» EXERCISE
Return all the entries below exactly as they were given.

Component data from apps and pages
○ ○ ○
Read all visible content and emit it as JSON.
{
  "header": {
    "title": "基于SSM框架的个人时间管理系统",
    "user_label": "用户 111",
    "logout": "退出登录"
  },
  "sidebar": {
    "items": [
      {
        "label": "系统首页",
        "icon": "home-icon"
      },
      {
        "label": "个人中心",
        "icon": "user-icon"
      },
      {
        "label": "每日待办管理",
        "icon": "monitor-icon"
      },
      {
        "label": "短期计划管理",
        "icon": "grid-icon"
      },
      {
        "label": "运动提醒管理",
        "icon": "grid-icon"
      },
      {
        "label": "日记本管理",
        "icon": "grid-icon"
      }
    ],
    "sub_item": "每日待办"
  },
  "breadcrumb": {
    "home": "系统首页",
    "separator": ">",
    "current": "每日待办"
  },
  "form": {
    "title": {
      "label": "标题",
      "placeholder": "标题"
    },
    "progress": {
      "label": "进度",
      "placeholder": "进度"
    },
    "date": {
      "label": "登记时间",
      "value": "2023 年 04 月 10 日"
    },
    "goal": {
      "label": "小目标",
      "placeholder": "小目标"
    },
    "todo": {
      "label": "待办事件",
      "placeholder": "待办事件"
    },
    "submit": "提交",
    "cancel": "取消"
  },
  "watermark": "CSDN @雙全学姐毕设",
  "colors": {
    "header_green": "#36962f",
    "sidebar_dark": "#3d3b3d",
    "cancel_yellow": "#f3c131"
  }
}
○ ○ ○
» SOLVED EXERCISE
Read all visible content and emit it as JSON.
{
  "header": {
    "title": "基于SSM框架的个人时间管理系统",
    "user_label": "用户 111",
    "logout": "退出登录"
  },
  "sidebar": {
    "items": [
      {
        "label": "系统首页",
        "icon": "home-icon"
      },
      {
        "label": "个人中心",
        "icon": "user-icon"
      },
      {
        "label": "每日待办管理",
        "icon": "monitor-icon"
      },
      {
        "label": "短期计划管理",
        "icon": "grid-icon"
      },
      {
        "label": "运动提醒管理",
        "icon": "grid-icon"
      },
      {
        "label": "日记本管理",
        "icon": "grid-icon"
      }
    ],
    "sub_item": "每日待办"
  },
  "breadcrumb": {
    "home": "系统首页",
    "separator": ">",
    "current": "每日待办"
  },
  "form": {
    "title": {
      "label": "标题",
      "placeholder": "标题"
    },
    "progress": {
      "label": "进度",
      "placeholder": "进度"
    },
    "date": {
      "label": "登记时间",
      "value": "2023 年 04 月 10 日"
    },
    "goal": {
      "label": "小目标",
      "placeholder": "小目标"
    },
    "todo": {
      "label": "待办事件",
      "placeholder": "待办事件"
    },
    "submit": "提交",
    "cancel": "取消"
  },
  "watermark": "CSDN @雙全学姐毕设",
  "colors": {
    "header_green": "#36962f",
    "sidebar_dark": "#3d3b3d",
    "cancel_yellow": "#f3c131"
  }
}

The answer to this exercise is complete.